Redistribution into OSPF and IS-IS can also be limited to a number of prefixes using the redistribute maximum-prefix {max-value} [threshold] [warning-only | withdraw] router subcommand. The threshold value defaults to log a warning message at 75 percent of the defined max-value. No further routes will be redistributed after reaching the defined max-value. If the warning-only keyword is configured, redistribution is not limited to the max-value; it simply logs another warning message when the redistributed prefixes reached the max-value. The optional withdraw keyword that only available for IS-IS will cause IS-IS to rebuild LSPs without the external (redistributed) IP prefixes. This command was introduced in Cisco IOS 12.0(25)S Release and was integrated into Cisco IOS 12.2(18)S and 12.3(4)T Releases and later.

When redistributing into RIP, the default metric is infinity; except when redistributing a static (including a static default route defined using the ip route global command) or directly-connected network, in which the default metric is 1.

When redistributing routes into EIGRP, the default metric is infinity; except when redistributing a static or directly-connected route into EIGRP, the default metric is equal to the metric of the associated static route or directly-connected interface. A metric must specified to ensure that the routes are redistributed. The redistributed routes appeared as external EIGRP (D EX) routes in the routing table. External EIGRP routes have a higher administrative distance (170) than internal EIGRP routes (90); therefore internal EIGRP routes are preferred over external EIGRP routes.

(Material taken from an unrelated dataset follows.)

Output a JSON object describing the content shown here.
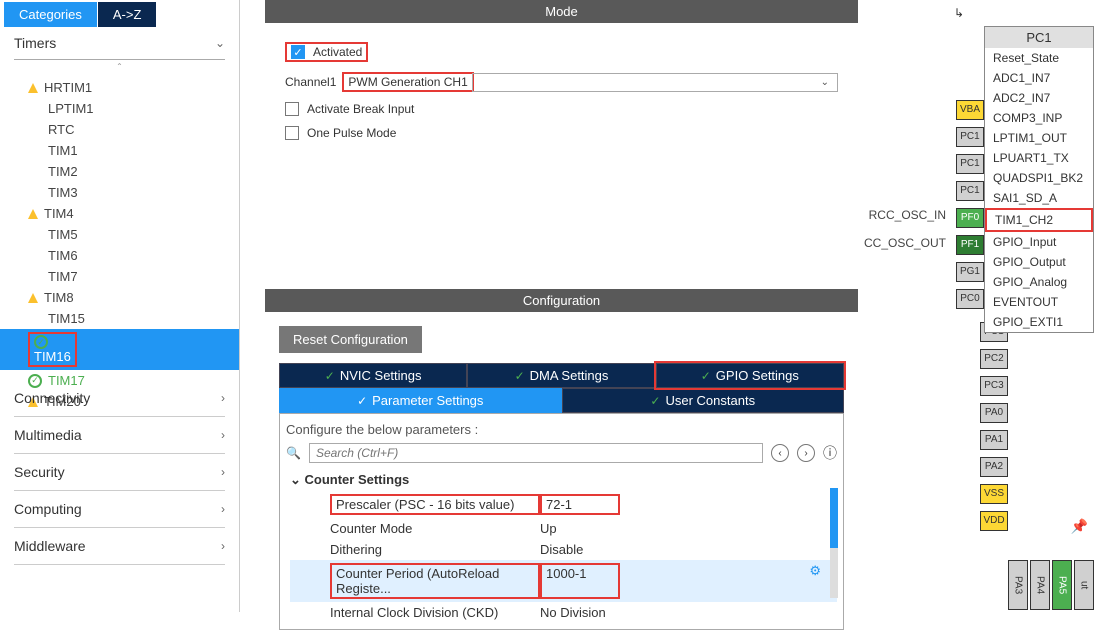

When redistributing into OSPF, the default metric is 20 (except for BGP routes, which is 1), the default external metric type is E2, and subnets are not redistributed by default. It the subnets keyword is used. If this keyword were omitted, no subnets would be redistributed into the OSPF routing domain. Omitting this keyword is a common OSPF configuration error.

External routes are introduced into IS-IS as Level 2 with a metric of 0 by default.
When redistributing IS-IS routes into other routing protocols, options are available to include L1, L2, or both L1 and L2 routes. If no level is specified, all routes are being redistributed.
Router(config)#router ospf 100
Router(config-router)#redistribute isis ?
  WORD         ISO routing area tag
  level-1      IS-IS level-1 routes only
  level-1-2    IS-IS level-1 and level-2 routes
  level-2      IS-IS level-2 routes only
--- output omitted ---

The default-metric {metric-value | {bandwidth delay reliability loading mtu}} router subcommand specifies the default metric that applied upon all the redistributed routes. Using this command eliminates the need to define metrics separately for each redistribution.

The metric parameter in the redistribute router subcommand can set a different default metric for each routing protocol that is being redistributed. The metric value configured in such way overrides the value specified in the default-metric command for a particular routing protocol.

The passive-interface {type num | default} router subcommand prevents routing updates for a routing protocol from being sent out a router interface, but still receives routing updates on that interface (RIP and IGRP); and prevents Hello packets from being sent out a router interface, therefore do not establish unwanted neighbor relationship with other routers (EIGRP and OSPF).

The default keyword set all router interfaces for as passive interfaces a routing protocol. The passive-interface default router subcommand is often implemented in distribution routers in Internet service providers and large enterprise networks, which have more than 100 interfaces. Prior to the introduction of the Default Passive Interface feature in Cisco IOS Release 12.0, network administrators would enable the routing protocol on all interfaces and then manually define the interfaces that did not require adjacency using many passive-interface commands. The passive-interface default command is now available to set all interfaces to passive, followed by enable interfaces that require adjacencies using the no passive-interface {intf-type intf-num} command.

No comments:

Post a Comment